On a certain day in 1970, in Singapore, Gary and I were out looking for subjects to photograph. We made our way down a narrow road, crowded in and darkened by shading palm trees. The road was trying to be a track, and nearly succeeding. We didn't know where it was leading us. To us it was totally unexplored territory. Presently we came out into a very large, wide expanse of agricultural land. It was land in waiting for the farmer to decide what to do with it. It was in a kind of limbo. It wasn't sure what to do with itself or what it wanted to be. There was lots of grassy and pointy starburst like plants eking an existence in the heated landscape. Most of it, however, was lightly tilled, and stretching off from its edge to the far horizon, with just the odd far off hill peering over the distant enclosing fauna as if to remind us that there was more to this land than the flat expanse framing us. I was feeling quite entranced by the place. It was lonely. I like lonely places. There was only Gary and myself around. No one else existed. The place had a bit of a dream like quality about it. I knew I wanted to come away with a memorable photo which enshrined some of my feeling and innermost impression of the nature of the place. I spotted, lying in the soil, an old piece of iron-work, probably part of the sub frame of a long dead vehicle.

It lay like a rusting skeleton, with elements of stag beetle about it. It reared up out of the ground looking as if it had been there since the land was created. It was part of the landscape and belonged to it. Its functioning days were over - but not quite. It had found a new function in that it gave me a sense of focus to capture something of this silent, lonely landscape. I walked around it considering how I should - if I should - make use of it. Eventually I was drawn to a wide angle view looking along the structure into the surrounding countryside. I noticed that nearby there was an abandoned agricultural tilling wheel, or some such implement in the near distance. I felt it important to include this in the frame as an indicator of the past - and probable future use - of the land. I framed this within an aperture of the metal structure. It is small and does not immediately reveal itself, but lurks surreptitiously to reward the enquiring eye. The frame points out to a frozen timelessness which could go on into a distant future unchanging like lunar soil, defying the intuition which knows better.

I processed the film in Ilford ID -11 developer at a higher temperature than the standard 20 degrees centigrade, due to the fact that tap water flowed out of the faucet at a considerably higher temperature. The development time was adjusted downwards accordingly. I liked the final image, but felt it lacked impact as a small print. I blew it up to twenty inches by sixteen and printed it on Kodak Bromesco paper. Bromesco had a certain magical quality about it. I particularly delighted in the way when it was in the developer the image had a slightly lack-lustre appearance, but once the print was placed under the fix, a sort of "fog" seemed to clear from the surface of the image and the photograph sprang to life, like some life-giving force had suddenly been injected into it. I liked the final result and I displayed it on the wall above my bed, along with other images. I still like it, and it still speaks to me. I do sometimes wander if the land on the image has changed much. My suspicion is that it is now all built upon with high-rise flats which have been built since that day in 1970, to house the ever burgeoning population of Singapore which has multiplied itself many times over since the years I lived there. Everything changes, and surely must - but the spirit of the image lingers on.

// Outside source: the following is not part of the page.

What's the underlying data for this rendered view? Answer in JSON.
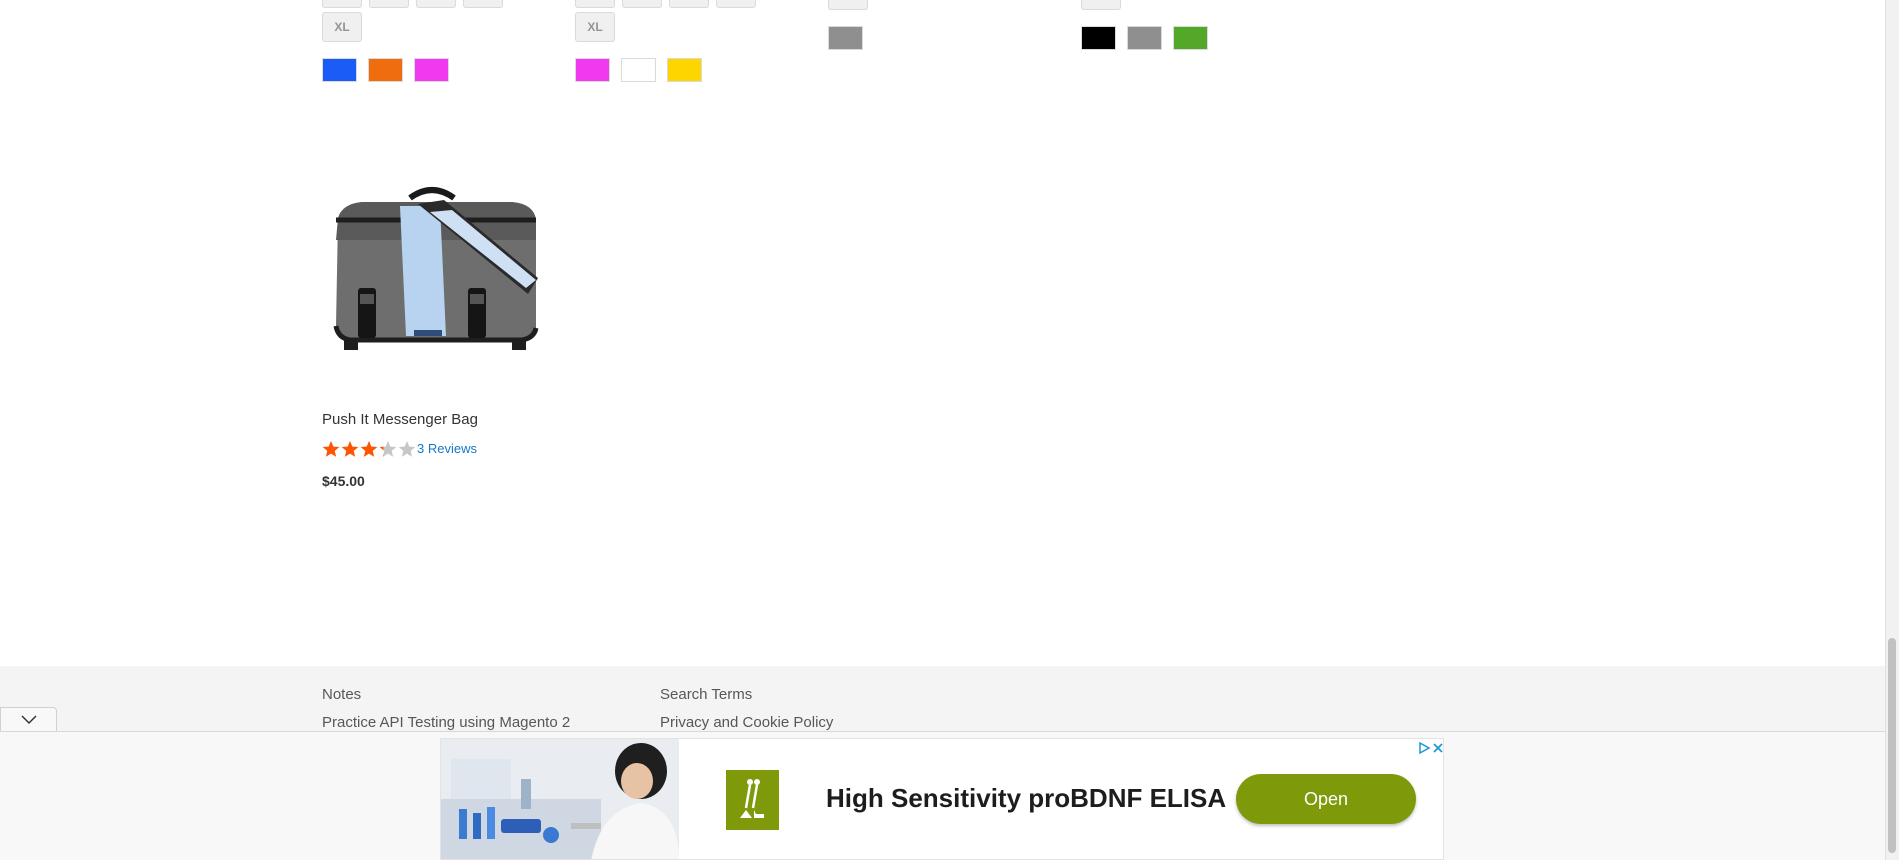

1 comment:

Mloclam497 said...

AAaaahhhhh - ID11 - or was it D76????
Those were the days my friend, I thought they'd never end.......
..........and they have!
Nice shot - looks like a part of my last car while driving down the A1.

Must post a few pics on my blog.

See ya!